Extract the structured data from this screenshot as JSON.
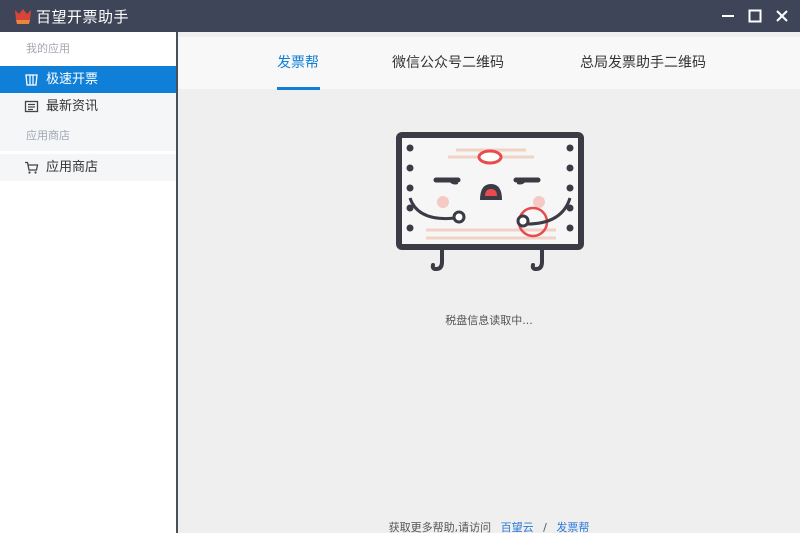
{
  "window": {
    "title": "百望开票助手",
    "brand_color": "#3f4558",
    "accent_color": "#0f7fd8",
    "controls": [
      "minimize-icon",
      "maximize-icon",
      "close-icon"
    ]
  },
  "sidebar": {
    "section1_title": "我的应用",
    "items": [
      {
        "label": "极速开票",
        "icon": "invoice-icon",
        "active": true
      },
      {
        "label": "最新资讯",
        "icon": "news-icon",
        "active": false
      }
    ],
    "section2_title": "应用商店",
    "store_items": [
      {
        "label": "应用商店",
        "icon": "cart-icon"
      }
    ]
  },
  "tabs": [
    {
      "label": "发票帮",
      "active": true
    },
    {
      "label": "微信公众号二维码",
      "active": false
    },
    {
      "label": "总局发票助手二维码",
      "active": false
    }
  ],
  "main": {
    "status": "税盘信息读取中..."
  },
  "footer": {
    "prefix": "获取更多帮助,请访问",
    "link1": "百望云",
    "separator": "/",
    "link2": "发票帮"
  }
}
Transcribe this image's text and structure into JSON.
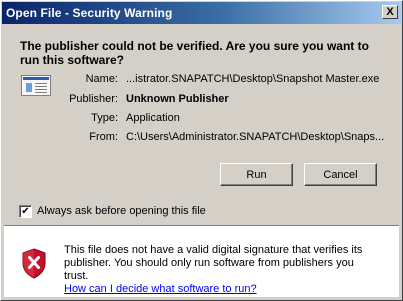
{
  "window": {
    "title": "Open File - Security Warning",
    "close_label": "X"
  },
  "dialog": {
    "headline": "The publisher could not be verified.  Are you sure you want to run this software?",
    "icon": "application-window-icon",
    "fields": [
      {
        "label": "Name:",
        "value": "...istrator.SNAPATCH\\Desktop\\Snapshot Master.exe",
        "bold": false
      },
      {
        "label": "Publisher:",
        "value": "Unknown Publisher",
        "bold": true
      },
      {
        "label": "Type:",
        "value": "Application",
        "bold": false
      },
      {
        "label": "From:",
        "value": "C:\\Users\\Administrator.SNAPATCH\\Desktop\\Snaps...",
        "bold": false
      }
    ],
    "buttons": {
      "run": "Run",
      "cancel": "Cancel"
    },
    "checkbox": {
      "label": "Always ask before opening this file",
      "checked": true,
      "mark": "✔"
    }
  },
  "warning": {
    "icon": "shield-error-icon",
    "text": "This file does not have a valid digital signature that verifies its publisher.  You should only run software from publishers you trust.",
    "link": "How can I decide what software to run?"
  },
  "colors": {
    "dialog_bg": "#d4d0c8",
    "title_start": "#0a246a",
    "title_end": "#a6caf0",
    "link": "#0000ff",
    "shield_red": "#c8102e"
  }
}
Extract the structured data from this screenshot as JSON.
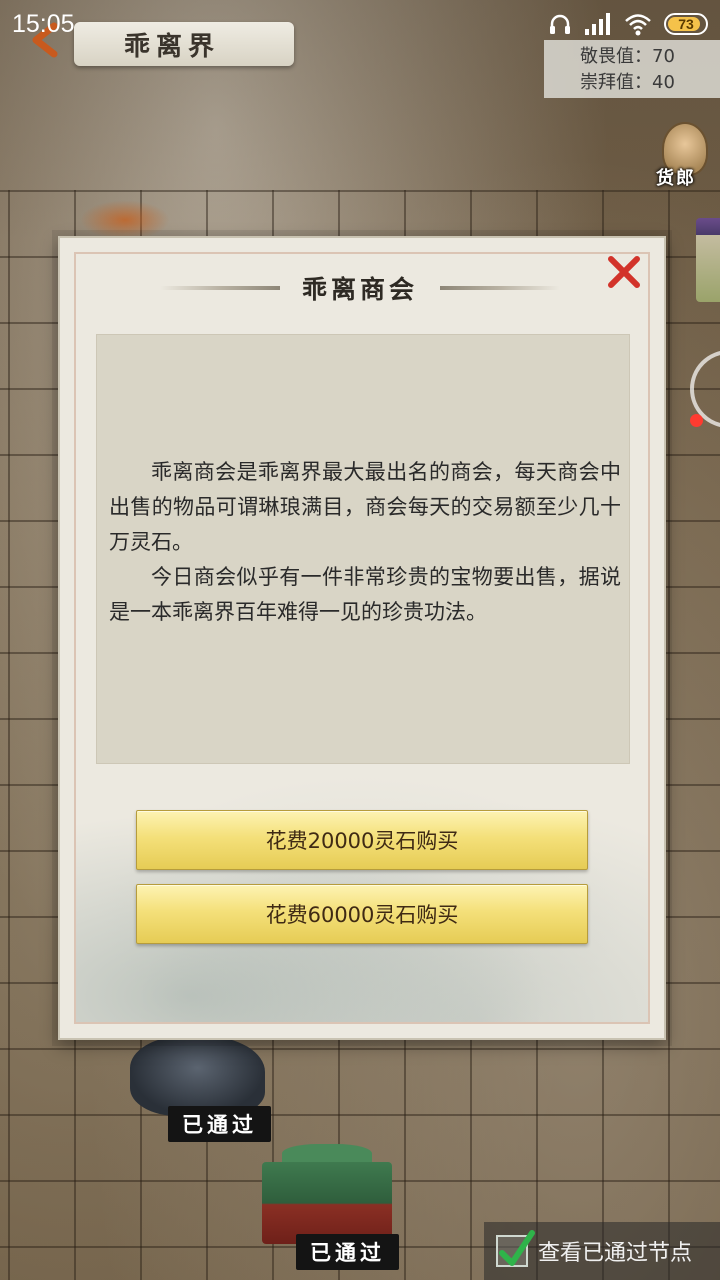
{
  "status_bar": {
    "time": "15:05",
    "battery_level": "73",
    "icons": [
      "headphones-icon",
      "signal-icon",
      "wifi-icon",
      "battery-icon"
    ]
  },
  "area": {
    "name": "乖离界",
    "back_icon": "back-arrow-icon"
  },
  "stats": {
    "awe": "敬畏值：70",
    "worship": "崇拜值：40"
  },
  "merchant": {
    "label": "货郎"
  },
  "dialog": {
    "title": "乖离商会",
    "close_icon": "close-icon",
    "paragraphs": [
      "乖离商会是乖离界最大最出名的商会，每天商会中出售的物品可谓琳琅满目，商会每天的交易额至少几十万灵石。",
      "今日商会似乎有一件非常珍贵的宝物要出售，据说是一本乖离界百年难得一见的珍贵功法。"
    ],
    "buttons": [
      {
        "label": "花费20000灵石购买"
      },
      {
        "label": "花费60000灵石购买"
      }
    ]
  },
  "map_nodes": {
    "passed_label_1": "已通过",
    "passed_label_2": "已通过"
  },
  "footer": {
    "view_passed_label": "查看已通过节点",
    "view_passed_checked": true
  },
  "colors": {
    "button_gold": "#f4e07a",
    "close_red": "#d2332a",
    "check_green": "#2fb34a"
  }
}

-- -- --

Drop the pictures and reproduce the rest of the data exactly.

== Solution for this exercise ==
Extract the structured data from this screenshot as JSON.
{
  "window": {
    "title": "百望开票助手",
    "brand_color": "#3f4558",
    "accent_color": "#0f7fd8",
    "controls": [
      "minimize-icon",
      "maximize-icon",
      "close-icon"
    ]
  },
  "sidebar": {
    "section1_title": "我的应用",
    "items": [
      {
        "label": "极速开票",
        "icon": "invoice-icon",
        "active": true
      },
      {
        "label": "最新资讯",
        "icon": "news-icon",
        "active": false
      }
    ],
    "section2_title": "应用商店",
    "store_items": [
      {
        "label": "应用商店",
        "icon": "cart-icon"
      }
    ]
  },
  "tabs": [
    {
      "label": "发票帮",
      "active": true
    },
    {
      "label": "微信公众号二维码",
      "active": false
    },
    {
      "label": "总局发票助手二维码",
      "active": false
    }
  ],
  "main": {
    "status": "税盘信息读取中..."
  },
  "footer": {
    "prefix": "获取更多帮助,请访问",
    "link1": "百望云",
    "separator": "/",
    "link2": "发票帮"
  }
}
Transcribe this image's text and structure into JSON.
{
  "window": {
    "title": "Open File - Security Warning",
    "close_label": "X"
  },
  "dialog": {
    "headline": "The publisher could not be verified.  Are you sure you want to run this software?",
    "icon": "application-window-icon",
    "fields": [
      {
        "label": "Name:",
        "value": "...istrator.SNAPATCH\\Desktop\\Snapshot Master.exe",
        "bold": false
      },
      {
        "label": "Publisher:",
        "value": "Unknown Publisher",
        "bold": true
      },
      {
        "label": "Type:",
        "value": "Application",
        "bold": false
      },
      {
        "label": "From:",
        "value": "C:\\Users\\Administrator.SNAPATCH\\Desktop\\Snaps...",
        "bold": false
      }
    ],
    "buttons": {
      "run": "Run",
      "cancel": "Cancel"
    },
    "checkbox": {
      "label": "Always ask before opening this file",
      "checked": true,
      "mark": "✔"
    }
  },
  "warning": {
    "icon": "shield-error-icon",
    "text": "This file does not have a valid digital signature that verifies its publisher.  You should only run software from publishers you trust.",
    "link": "How can I decide what software to run?"
  },
  "colors": {
    "dialog_bg": "#d4d0c8",
    "title_start": "#0a246a",
    "title_end": "#a6caf0",
    "link": "#0000ff",
    "shield_red": "#c8102e"
  }
}
Extract the structured data from this screenshot as JSON.
{
  "status_bar": {
    "time": "15:05",
    "battery_level": "73",
    "icons": [
      "headphones-icon",
      "signal-icon",
      "wifi-icon",
      "battery-icon"
    ]
  },
  "area": {
    "name": "乖离界",
    "back_icon": "back-arrow-icon"
  },
  "stats": {
    "awe": "敬畏值：70",
    "worship": "崇拜值：40"
  },
  "merchant": {
    "label": "货郎"
  },
  "dialog": {
    "title": "乖离商会",
    "close_icon": "close-icon",
    "paragraphs": [
      "乖离商会是乖离界最大最出名的商会，每天商会中出售的物品可谓琳琅满目，商会每天的交易额至少几十万灵石。",
      "今日商会似乎有一件非常珍贵的宝物要出售，据说是一本乖离界百年难得一见的珍贵功法。"
    ],
    "buttons": [
      {
        "label": "花费20000灵石购买"
      },
      {
        "label": "花费60000灵石购买"
      }
    ]
  },
  "map_nodes": {
    "passed_label_1": "已通过",
    "passed_label_2": "已通过"
  },
  "footer": {
    "view_passed_label": "查看已通过节点",
    "view_passed_checked": true
  },
  "colors": {
    "button_gold": "#f4e07a",
    "close_red": "#d2332a",
    "check_green": "#2fb34a"
  }
}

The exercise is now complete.